• INSTRUCTIONS FOR THE TASK: Return the listing below unchanged, except that the pictures are dropped.

DATASET Block Start

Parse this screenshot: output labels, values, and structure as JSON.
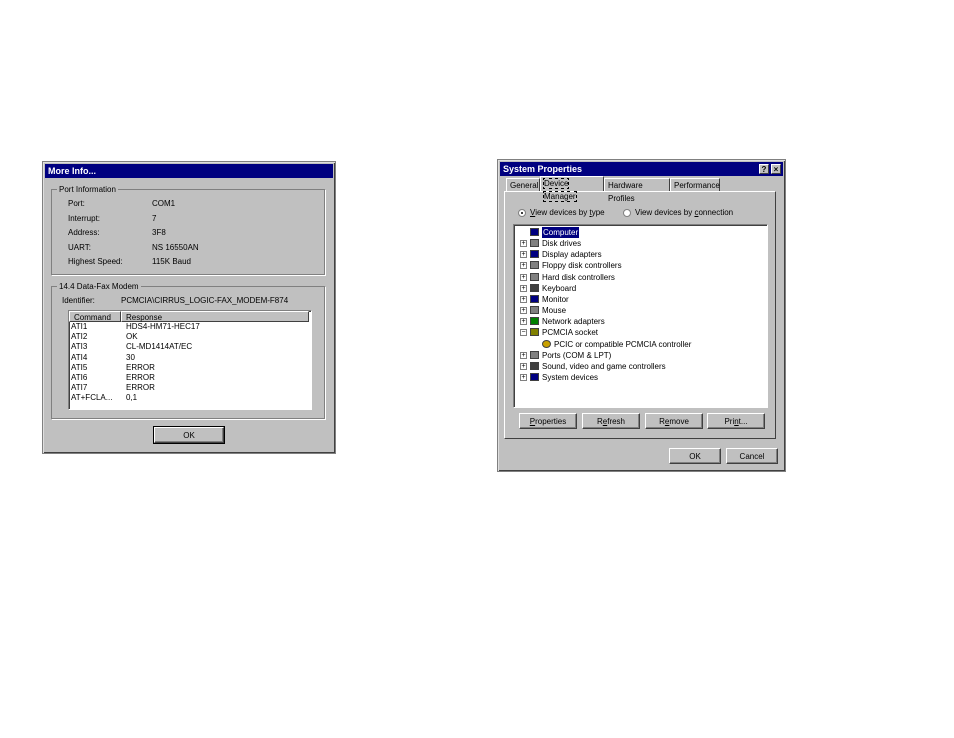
{
  "more_info": {
    "title": "More Info...",
    "port_group": "Port Information",
    "port_rows": [
      {
        "label": "Port:",
        "value": "COM1"
      },
      {
        "label": "Interrupt:",
        "value": "7"
      },
      {
        "label": "Address:",
        "value": "3F8"
      },
      {
        "label": "UART:",
        "value": "NS 16550AN"
      },
      {
        "label": "Highest Speed:",
        "value": "115K Baud"
      }
    ],
    "modem_group": "14.4 Data-Fax Modem",
    "identifier_label": "Identifier:",
    "identifier_value": "PCMCIA\\CIRRUS_LOGIC-FAX_MODEM-F874",
    "table_headers": [
      "Command",
      "Response"
    ],
    "table_rows": [
      [
        "ATI1",
        "HDS4-HM71-HEC17"
      ],
      [
        "ATI2",
        "OK"
      ],
      [
        "ATI3",
        "CL-MD1414AT/EC"
      ],
      [
        "ATI4",
        "30"
      ],
      [
        "ATI5",
        "ERROR"
      ],
      [
        "ATI6",
        "ERROR"
      ],
      [
        "ATI7",
        "ERROR"
      ],
      [
        "AT+FCLA...",
        "0,1"
      ]
    ],
    "ok_label": "OK"
  },
  "system_properties": {
    "title": "System Properties",
    "help_glyph": "?",
    "close_glyph": "×",
    "tabs": [
      "General",
      "Device Manager",
      "Hardware Profiles",
      "Performance"
    ],
    "radio_type": "View devices by type",
    "radio_connection": "View devices by connection",
    "tree": [
      {
        "label": "Computer",
        "expander": "",
        "icon": "computer-icon",
        "color": "#000080",
        "selected": true
      },
      {
        "label": "Disk drives",
        "expander": "+",
        "icon": "disk-drive-icon",
        "color": "#808080"
      },
      {
        "label": "Display adapters",
        "expander": "+",
        "icon": "display-adapter-icon",
        "color": "#000080"
      },
      {
        "label": "Floppy disk controllers",
        "expander": "+",
        "icon": "floppy-controller-icon",
        "color": "#808080"
      },
      {
        "label": "Hard disk controllers",
        "expander": "+",
        "icon": "hard-disk-controller-icon",
        "color": "#808080"
      },
      {
        "label": "Keyboard",
        "expander": "+",
        "icon": "keyboard-icon",
        "color": "#404040"
      },
      {
        "label": "Monitor",
        "expander": "+",
        "icon": "monitor-icon",
        "color": "#000080"
      },
      {
        "label": "Mouse",
        "expander": "+",
        "icon": "mouse-icon",
        "color": "#808080"
      },
      {
        "label": "Network adapters",
        "expander": "+",
        "icon": "network-adapter-icon",
        "color": "#008000"
      },
      {
        "label": "PCMCIA socket",
        "expander": "−",
        "icon": "pcmcia-socket-icon",
        "color": "#808000"
      },
      {
        "label": "PCIC or compatible PCMCIA controller",
        "expander": "",
        "icon": "pcmcia-controller-icon",
        "color": "#c8a000",
        "child": true
      },
      {
        "label": "Ports (COM & LPT)",
        "expander": "+",
        "icon": "ports-icon",
        "color": "#808080"
      },
      {
        "label": "Sound, video and game controllers",
        "expander": "+",
        "icon": "sound-icon",
        "color": "#404040"
      },
      {
        "label": "System devices",
        "expander": "+",
        "icon": "system-devices-icon",
        "color": "#000080"
      }
    ],
    "buttons": [
      "Properties",
      "Refresh",
      "Remove",
      "Print..."
    ],
    "ok_label": "OK",
    "cancel_label": "Cancel"
  }
}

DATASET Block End

• ANSWER BOX:
Parse this screenshot: output labels, values, and structure as JSON.
{
  "more_info": {
    "title": "More Info...",
    "port_group": "Port Information",
    "port_rows": [
      {
        "label": "Port:",
        "value": "COM1"
      },
      {
        "label": "Interrupt:",
        "value": "7"
      },
      {
        "label": "Address:",
        "value": "3F8"
      },
      {
        "label": "UART:",
        "value": "NS 16550AN"
      },
      {
        "label": "Highest Speed:",
        "value": "115K Baud"
      }
    ],
    "modem_group": "14.4 Data-Fax Modem",
    "identifier_label": "Identifier:",
    "identifier_value": "PCMCIA\\CIRRUS_LOGIC-FAX_MODEM-F874",
    "table_headers": [
      "Command",
      "Response"
    ],
    "table_rows": [
      [
        "ATI1",
        "HDS4-HM71-HEC17"
      ],
      [
        "ATI2",
        "OK"
      ],
      [
        "ATI3",
        "CL-MD1414AT/EC"
      ],
      [
        "ATI4",
        "30"
      ],
      [
        "ATI5",
        "ERROR"
      ],
      [
        "ATI6",
        "ERROR"
      ],
      [
        "ATI7",
        "ERROR"
      ],
      [
        "AT+FCLA...",
        "0,1"
      ]
    ],
    "ok_label": "OK"
  },
  "system_properties": {
    "title": "System Properties",
    "help_glyph": "?",
    "close_glyph": "×",
    "tabs": [
      "General",
      "Device Manager",
      "Hardware Profiles",
      "Performance"
    ],
    "radio_type": "View devices by type",
    "radio_connection": "View devices by connection",
    "tree": [
      {
        "label": "Computer",
        "expander": "",
        "icon": "computer-icon",
        "color": "#000080",
        "selected": true
      },
      {
        "label": "Disk drives",
        "expander": "+",
        "icon": "disk-drive-icon",
        "color": "#808080"
      },
      {
        "label": "Display adapters",
        "expander": "+",
        "icon": "display-adapter-icon",
        "color": "#000080"
      },
      {
        "label": "Floppy disk controllers",
        "expander": "+",
        "icon": "floppy-controller-icon",
        "color": "#808080"
      },
      {
        "label": "Hard disk controllers",
        "expander": "+",
        "icon": "hard-disk-controller-icon",
        "color": "#808080"
      },
      {
        "label": "Keyboard",
        "expander": "+",
        "icon": "keyboard-icon",
        "color": "#404040"
      },
      {
        "label": "Monitor",
        "expander": "+",
        "icon": "monitor-icon",
        "color": "#000080"
      },
      {
        "label": "Mouse",
        "expander": "+",
        "icon": "mouse-icon",
        "color": "#808080"
      },
      {
        "label": "Network adapters",
        "expander": "+",
        "icon": "network-adapter-icon",
        "color": "#008000"
      },
      {
        "label": "PCMCIA socket",
        "expander": "−",
        "icon": "pcmcia-socket-icon",
        "color": "#808000"
      },
      {
        "label": "PCIC or compatible PCMCIA controller",
        "expander": "",
        "icon": "pcmcia-controller-icon",
        "color": "#c8a000",
        "child": true
      },
      {
        "label": "Ports (COM & LPT)",
        "expander": "+",
        "icon": "ports-icon",
        "color": "#808080"
      },
      {
        "label": "Sound, video and game controllers",
        "expander": "+",
        "icon": "sound-icon",
        "color": "#404040"
      },
      {
        "label": "System devices",
        "expander": "+",
        "icon": "system-devices-icon",
        "color": "#000080"
      }
    ],
    "buttons": [
      "Properties",
      "Refresh",
      "Remove",
      "Print..."
    ],
    "ok_label": "OK",
    "cancel_label": "Cancel"
  }
}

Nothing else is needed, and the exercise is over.